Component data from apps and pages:

════════════════════

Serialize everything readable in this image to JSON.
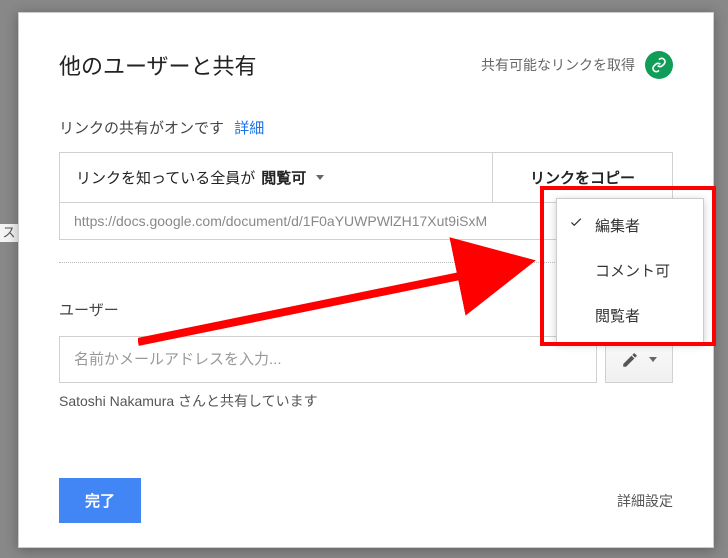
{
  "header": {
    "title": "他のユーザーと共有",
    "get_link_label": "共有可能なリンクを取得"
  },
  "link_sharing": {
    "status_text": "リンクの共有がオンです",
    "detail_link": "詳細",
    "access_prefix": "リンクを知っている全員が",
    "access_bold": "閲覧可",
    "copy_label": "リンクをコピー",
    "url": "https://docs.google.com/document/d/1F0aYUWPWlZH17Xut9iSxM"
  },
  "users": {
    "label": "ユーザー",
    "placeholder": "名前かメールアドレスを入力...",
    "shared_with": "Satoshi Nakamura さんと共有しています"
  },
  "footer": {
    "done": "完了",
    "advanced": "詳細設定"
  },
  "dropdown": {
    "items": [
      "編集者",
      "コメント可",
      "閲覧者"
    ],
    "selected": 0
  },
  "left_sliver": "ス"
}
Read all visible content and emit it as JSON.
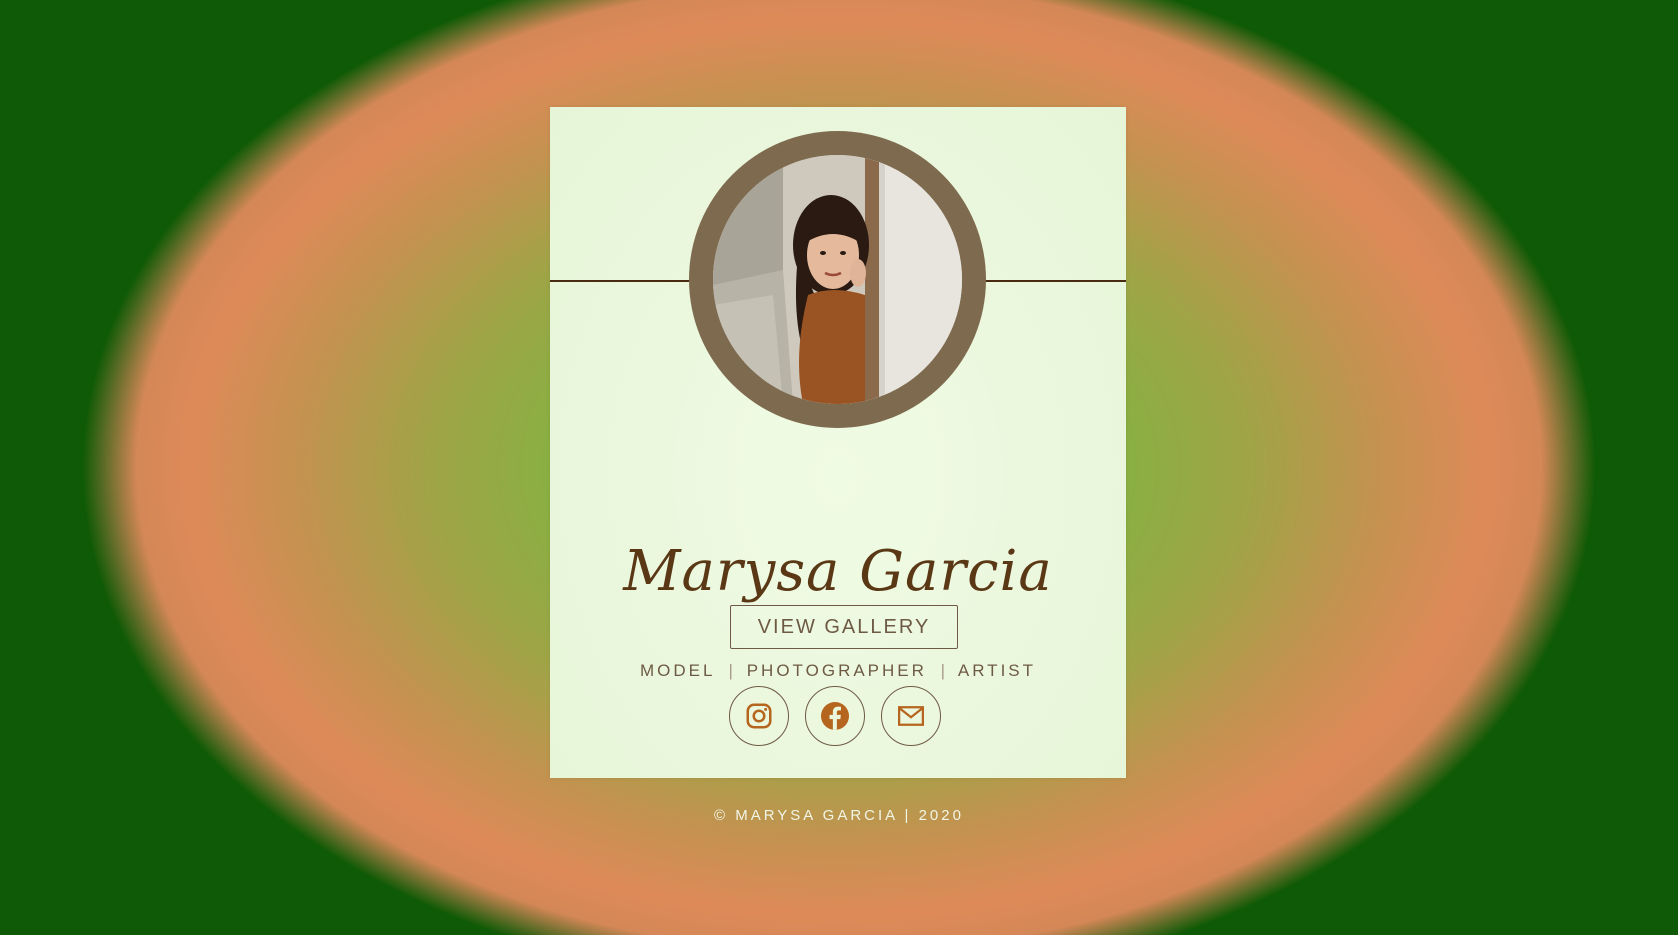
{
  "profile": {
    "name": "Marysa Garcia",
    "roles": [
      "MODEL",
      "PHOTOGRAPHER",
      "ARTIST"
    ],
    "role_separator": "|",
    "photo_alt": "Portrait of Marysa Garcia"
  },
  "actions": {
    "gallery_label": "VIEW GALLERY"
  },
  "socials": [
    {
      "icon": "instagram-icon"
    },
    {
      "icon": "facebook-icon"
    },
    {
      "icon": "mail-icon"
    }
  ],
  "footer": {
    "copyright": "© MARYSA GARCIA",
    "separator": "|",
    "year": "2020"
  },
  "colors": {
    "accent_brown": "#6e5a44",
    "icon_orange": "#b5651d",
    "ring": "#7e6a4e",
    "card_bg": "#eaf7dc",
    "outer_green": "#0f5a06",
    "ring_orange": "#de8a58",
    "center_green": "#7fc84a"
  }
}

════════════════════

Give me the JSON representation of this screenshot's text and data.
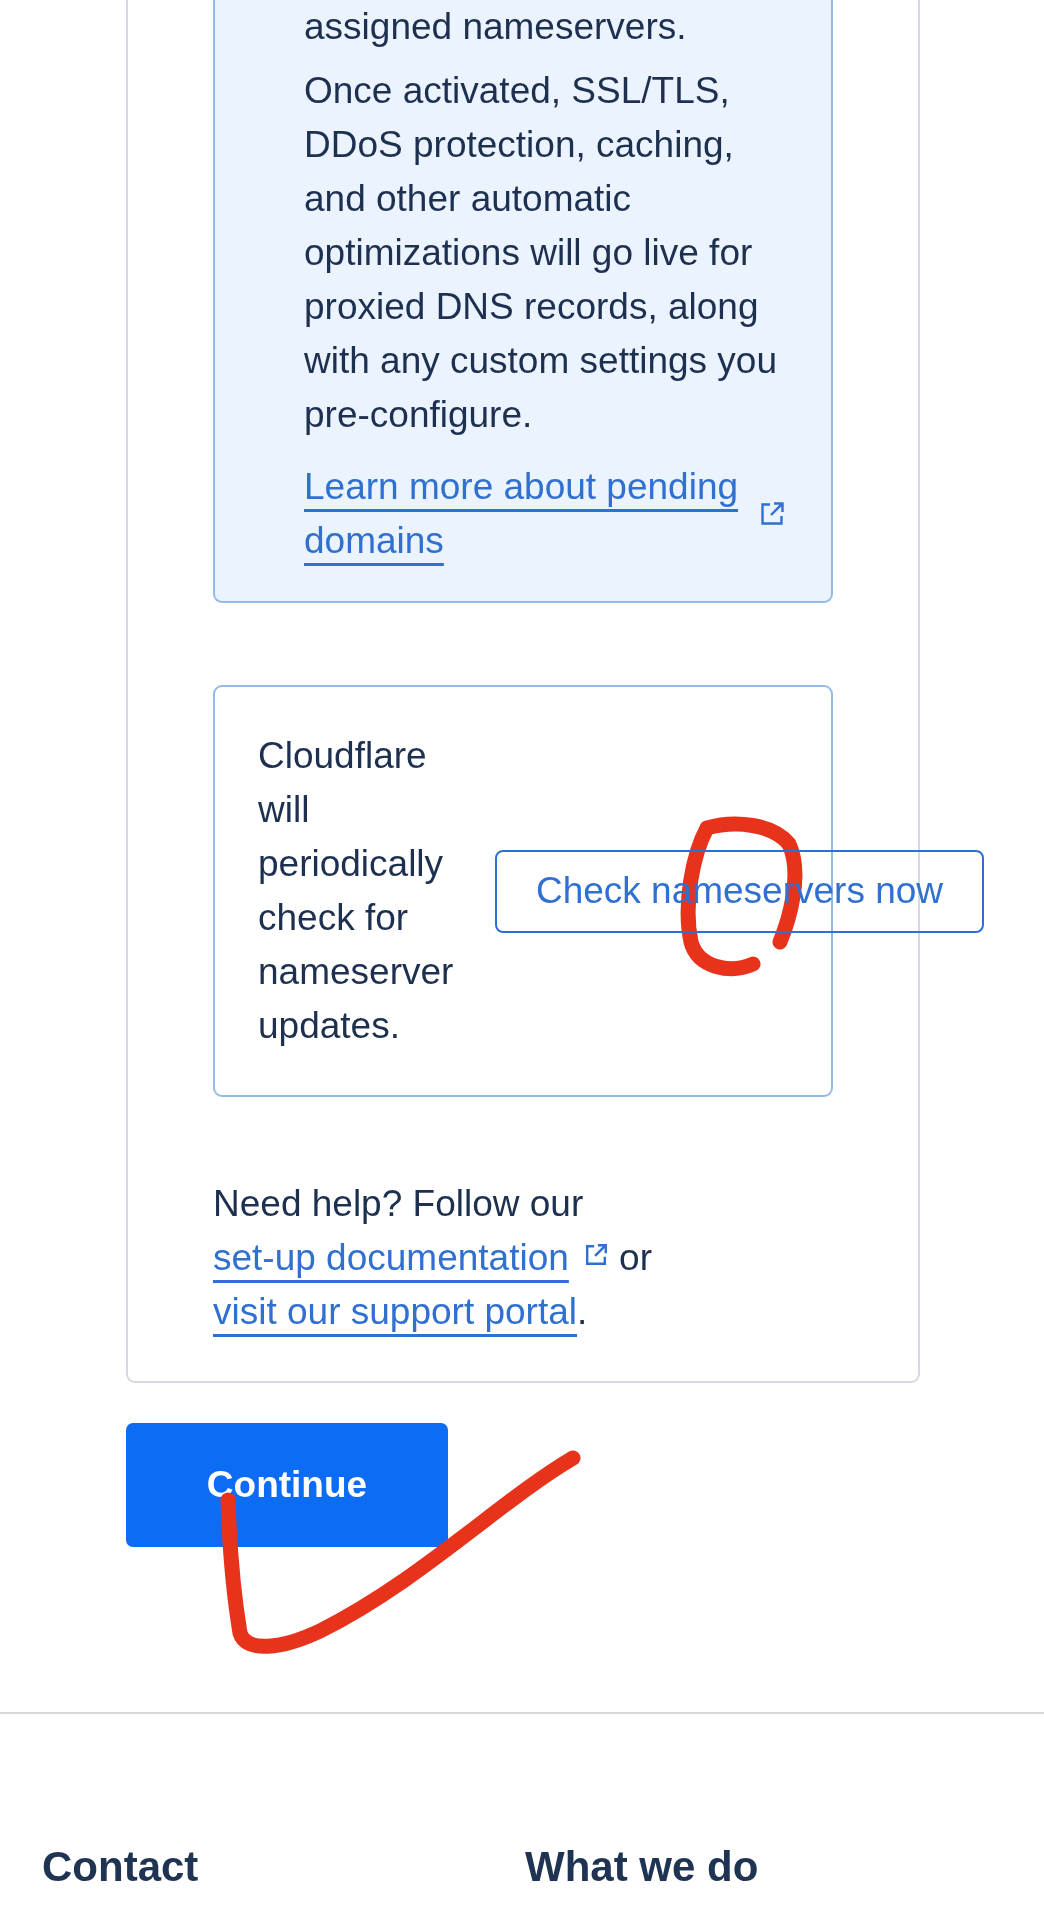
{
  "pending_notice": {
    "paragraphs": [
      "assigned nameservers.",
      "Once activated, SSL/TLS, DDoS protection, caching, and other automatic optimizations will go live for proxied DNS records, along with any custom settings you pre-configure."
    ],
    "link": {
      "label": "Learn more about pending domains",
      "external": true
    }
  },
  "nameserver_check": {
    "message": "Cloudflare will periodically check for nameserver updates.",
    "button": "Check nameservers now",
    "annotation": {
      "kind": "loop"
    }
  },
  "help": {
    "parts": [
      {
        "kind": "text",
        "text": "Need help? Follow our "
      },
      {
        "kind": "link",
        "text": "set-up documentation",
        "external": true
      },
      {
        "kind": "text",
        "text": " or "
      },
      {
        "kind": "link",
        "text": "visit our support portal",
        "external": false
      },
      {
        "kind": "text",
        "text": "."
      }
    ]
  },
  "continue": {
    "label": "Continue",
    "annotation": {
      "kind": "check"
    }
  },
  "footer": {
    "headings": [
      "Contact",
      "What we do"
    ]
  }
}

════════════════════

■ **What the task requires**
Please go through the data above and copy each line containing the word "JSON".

■ **Result for this task**
Serialize everything readable in this image to JSON.
Read all visible content and emit it as JSON.
Give me the JSON representation of this screenshot's text and data.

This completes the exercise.